(Component data from apps and pages)
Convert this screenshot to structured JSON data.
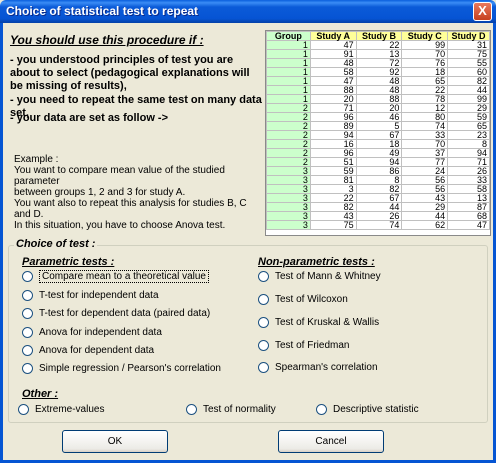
{
  "window": {
    "title": "Choice of statistical test to repeat",
    "close_glyph": "X"
  },
  "intro": {
    "heading": "You should use this procedure if :",
    "bullet1": "- you understood principles of test you are about to select (pedagogical explanations will be missing of results),",
    "bullet2": "- you need to repeat the same test on many data set,",
    "bullet3": "- your data are set as follow ->"
  },
  "example": {
    "l1": "Example :",
    "l2": "You want to compare mean value of the studied parameter",
    "l3": "between groups 1, 2 and 3 for study A.",
    "l4": "You want also to repeat this analysis for studies B, C and D.",
    "l5": "In this situation, you have to choose Anova test."
  },
  "grid": {
    "headers": [
      "Group",
      "Study A",
      "Study B",
      "Study C",
      "Study D"
    ],
    "rows": [
      [
        "1",
        "47",
        "22",
        "99",
        "31"
      ],
      [
        "1",
        "91",
        "13",
        "70",
        "75"
      ],
      [
        "1",
        "48",
        "72",
        "76",
        "55"
      ],
      [
        "1",
        "58",
        "92",
        "18",
        "60"
      ],
      [
        "1",
        "47",
        "48",
        "65",
        "82"
      ],
      [
        "1",
        "88",
        "48",
        "22",
        "44"
      ],
      [
        "1",
        "20",
        "88",
        "78",
        "99"
      ],
      [
        "2",
        "71",
        "20",
        "12",
        "29"
      ],
      [
        "2",
        "96",
        "46",
        "80",
        "59"
      ],
      [
        "2",
        "89",
        "5",
        "74",
        "65"
      ],
      [
        "2",
        "94",
        "67",
        "33",
        "23"
      ],
      [
        "2",
        "16",
        "18",
        "70",
        "8"
      ],
      [
        "2",
        "96",
        "49",
        "37",
        "94"
      ],
      [
        "2",
        "51",
        "94",
        "77",
        "71"
      ],
      [
        "3",
        "59",
        "86",
        "24",
        "26"
      ],
      [
        "3",
        "81",
        "8",
        "56",
        "33"
      ],
      [
        "3",
        "3",
        "82",
        "56",
        "58"
      ],
      [
        "3",
        "22",
        "67",
        "43",
        "13"
      ],
      [
        "3",
        "82",
        "44",
        "29",
        "87"
      ],
      [
        "3",
        "43",
        "26",
        "44",
        "68"
      ],
      [
        "3",
        "75",
        "74",
        "62",
        "47"
      ]
    ]
  },
  "choice": {
    "legend": "Choice of test :",
    "parametric_title": "Parametric tests :",
    "parametric": [
      "Compare mean to a theoretical value",
      "T-test for independent data",
      "T-test for dependent data (paired data)",
      "Anova for independent data",
      "Anova for dependent data",
      "Simple regression / Pearson's correlation"
    ],
    "nonparametric_title": "Non-parametric tests :",
    "nonparametric": [
      "Test of Mann & Whitney",
      "Test of Wilcoxon",
      "Test of Kruskal & Wallis",
      "Test of Friedman",
      "Spearman's correlation"
    ],
    "other_title": "Other :",
    "other": [
      "Extreme-values",
      "Test of normality",
      "Descriptive statistic"
    ]
  },
  "buttons": {
    "ok": "OK",
    "cancel": "Cancel"
  }
}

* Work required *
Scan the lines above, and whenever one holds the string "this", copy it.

* Task result *
Convert this screenshot to structured JSON data.
    "heading": "You should use this procedure if :",
    "l4": "You want also to repeat this analysis for studies B, C and D.",
    "l5": "In this situation, you have to choose Anova test."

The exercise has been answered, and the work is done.